I sell wall art through a gallery in Scottsdale, AZ. I found it surprising (but heartening) to learn that when a piece of my art wasn’t moving off the wall, the owner of the gallery raised the price instead of lowering it! It worked—the piece sold shortly after a higher price tag was attached. Generate respect for your work through price.
TIP #44: Less expensive imaging software is available.
Imaging software can set you apart from all those folks who carry around just as many megapixels. The most commonly used professional program for image processing and workflow is Adobe Photoshop with Adobe Bridge or Adobe Photoshop Lightroom.
Another powerful photo manipulation program, Capture NX, is available at a fraction of the cost of Photoshop and even comes free with some Nikon products (note that it is not exclusively for Nikon shooters). Use Capture NX to correct selected portions of RAW image files that are too dark or too light.
TIP #45: Don’t waste time fixing poor captures.
Yes, mistakes happen, but it is essential that you learn to achieve correct lighting during original capture. Photographer Tim Walden was quoted in Professional Photographer magazine as saying, “A photographer will never reach his or her potential by simply illuminating the subject and expecting to create the image post-capture, not without creating direction and flow with the lighting. When you do, you’ll excite the viewer.”
Correcting issues in Photoshop that could have been prevented in capture is not only a waste of time; some also feel that the digital overhaul can hamper the image. Lighting guru Ed Pierce made this sentiment plain in a Professional Photographer article he authored (Oct. 2007, p. 54). He said, "With post-capture digital imaging techniques, everyone's images are looking the same, especially to the untrained eye. The way photographers will differentiate themselves from the competition in the future will be through pre-capture techniques more than post-capture manipulation."
TIP #81: Show only your best work.
Perfection may not be reached with every photograph you produce, but know what constitutes a quality photo, and show only your best work, even if you have to abandon images and re-shoot. If your work is not constantly excellent, don’t book one-chance-only events, like weddings.
TIP #101: Look for free display opportunities.
When starting out, look for public places to display your work.
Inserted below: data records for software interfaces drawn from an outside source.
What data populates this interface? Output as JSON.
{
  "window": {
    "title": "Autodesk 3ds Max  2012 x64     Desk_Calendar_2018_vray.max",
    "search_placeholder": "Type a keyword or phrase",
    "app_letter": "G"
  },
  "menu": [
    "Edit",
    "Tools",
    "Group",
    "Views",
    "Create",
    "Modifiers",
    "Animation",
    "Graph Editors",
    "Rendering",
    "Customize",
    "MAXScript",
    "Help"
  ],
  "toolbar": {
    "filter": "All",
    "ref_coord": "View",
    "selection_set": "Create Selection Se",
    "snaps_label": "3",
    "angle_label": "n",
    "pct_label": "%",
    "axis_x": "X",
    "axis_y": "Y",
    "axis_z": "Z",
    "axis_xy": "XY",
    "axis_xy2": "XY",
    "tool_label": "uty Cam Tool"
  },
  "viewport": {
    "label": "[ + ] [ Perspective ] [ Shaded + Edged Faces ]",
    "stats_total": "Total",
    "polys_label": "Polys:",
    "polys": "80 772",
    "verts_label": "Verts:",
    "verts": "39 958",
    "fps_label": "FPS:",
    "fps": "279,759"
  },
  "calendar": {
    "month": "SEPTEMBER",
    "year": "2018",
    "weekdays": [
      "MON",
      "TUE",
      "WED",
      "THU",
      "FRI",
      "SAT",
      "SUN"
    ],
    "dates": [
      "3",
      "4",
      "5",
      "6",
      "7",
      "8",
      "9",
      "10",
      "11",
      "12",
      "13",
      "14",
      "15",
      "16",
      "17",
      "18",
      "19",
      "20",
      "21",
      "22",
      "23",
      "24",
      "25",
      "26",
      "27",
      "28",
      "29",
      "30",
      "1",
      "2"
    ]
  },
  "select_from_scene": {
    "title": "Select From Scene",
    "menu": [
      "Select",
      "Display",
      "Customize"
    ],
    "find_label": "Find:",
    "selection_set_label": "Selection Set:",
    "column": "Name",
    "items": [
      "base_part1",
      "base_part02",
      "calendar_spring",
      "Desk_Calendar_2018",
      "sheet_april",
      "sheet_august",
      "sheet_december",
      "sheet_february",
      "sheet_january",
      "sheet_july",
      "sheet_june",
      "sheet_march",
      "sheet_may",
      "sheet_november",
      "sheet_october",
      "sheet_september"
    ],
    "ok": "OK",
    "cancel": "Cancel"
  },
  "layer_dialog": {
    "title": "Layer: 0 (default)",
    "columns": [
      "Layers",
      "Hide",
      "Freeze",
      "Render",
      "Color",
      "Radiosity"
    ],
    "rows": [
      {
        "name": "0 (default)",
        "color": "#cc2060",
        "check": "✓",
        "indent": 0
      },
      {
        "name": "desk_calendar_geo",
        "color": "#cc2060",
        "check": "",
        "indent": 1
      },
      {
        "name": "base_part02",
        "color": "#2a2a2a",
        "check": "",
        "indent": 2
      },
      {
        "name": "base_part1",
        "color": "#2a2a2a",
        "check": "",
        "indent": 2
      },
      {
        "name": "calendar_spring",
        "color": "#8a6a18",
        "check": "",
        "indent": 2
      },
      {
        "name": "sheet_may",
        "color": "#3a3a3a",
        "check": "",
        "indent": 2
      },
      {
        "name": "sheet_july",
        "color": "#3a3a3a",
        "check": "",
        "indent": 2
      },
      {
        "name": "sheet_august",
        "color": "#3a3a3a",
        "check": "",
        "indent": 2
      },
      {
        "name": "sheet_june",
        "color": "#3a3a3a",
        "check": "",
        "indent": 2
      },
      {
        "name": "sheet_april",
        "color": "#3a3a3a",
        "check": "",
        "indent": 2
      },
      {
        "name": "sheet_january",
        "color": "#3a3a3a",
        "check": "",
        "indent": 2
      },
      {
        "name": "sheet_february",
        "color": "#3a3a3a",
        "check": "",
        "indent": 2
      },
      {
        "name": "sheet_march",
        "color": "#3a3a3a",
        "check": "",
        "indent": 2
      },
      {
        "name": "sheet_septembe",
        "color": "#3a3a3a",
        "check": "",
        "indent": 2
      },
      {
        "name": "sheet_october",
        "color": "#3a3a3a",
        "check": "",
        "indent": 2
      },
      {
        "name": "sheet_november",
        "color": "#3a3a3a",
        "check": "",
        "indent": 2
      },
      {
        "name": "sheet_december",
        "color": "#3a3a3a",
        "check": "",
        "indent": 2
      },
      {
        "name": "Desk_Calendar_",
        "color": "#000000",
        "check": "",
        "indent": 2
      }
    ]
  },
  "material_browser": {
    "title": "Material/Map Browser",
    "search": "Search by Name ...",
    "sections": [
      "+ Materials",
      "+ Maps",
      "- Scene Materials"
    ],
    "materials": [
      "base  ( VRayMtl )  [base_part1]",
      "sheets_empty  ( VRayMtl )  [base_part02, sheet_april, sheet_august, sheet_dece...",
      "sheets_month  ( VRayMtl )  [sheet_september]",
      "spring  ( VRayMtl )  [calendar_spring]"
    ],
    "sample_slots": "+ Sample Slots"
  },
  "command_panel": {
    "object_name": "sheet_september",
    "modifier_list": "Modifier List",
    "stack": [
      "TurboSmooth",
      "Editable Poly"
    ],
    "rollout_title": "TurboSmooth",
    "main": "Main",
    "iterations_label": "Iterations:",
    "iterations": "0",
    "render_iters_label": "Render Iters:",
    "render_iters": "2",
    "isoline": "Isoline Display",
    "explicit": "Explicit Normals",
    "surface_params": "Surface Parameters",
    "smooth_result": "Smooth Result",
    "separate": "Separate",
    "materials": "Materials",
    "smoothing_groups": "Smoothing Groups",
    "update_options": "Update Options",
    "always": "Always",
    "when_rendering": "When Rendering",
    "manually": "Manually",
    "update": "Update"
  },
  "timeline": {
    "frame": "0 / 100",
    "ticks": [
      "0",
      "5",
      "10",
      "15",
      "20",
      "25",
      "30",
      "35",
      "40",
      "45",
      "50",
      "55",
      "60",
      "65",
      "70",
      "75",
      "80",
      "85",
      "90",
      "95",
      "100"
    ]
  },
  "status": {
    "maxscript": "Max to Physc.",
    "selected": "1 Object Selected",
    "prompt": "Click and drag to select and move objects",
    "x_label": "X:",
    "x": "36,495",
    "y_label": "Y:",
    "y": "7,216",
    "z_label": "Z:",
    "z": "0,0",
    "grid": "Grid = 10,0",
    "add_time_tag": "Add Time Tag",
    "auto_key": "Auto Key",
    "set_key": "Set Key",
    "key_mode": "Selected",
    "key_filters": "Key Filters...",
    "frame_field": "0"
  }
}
Some banks offer courtesy tables or displays for customers to display information about their business. Government buildings may have spaces where you can display documentary shots of the city where you live and work. Offer to take pictures of local businesses for their advertising in exchange for photo credits in the ad, then output a large printout of the ad for display on an easel in the store. Ana Brandt receives continual inquires from portraits displayed in doctors’ offices. Leave cards and brochures with additional information for the clients—usually potential family-portrait or children’s photography customers—who spend time in the office looking at the portraits instead of magazines.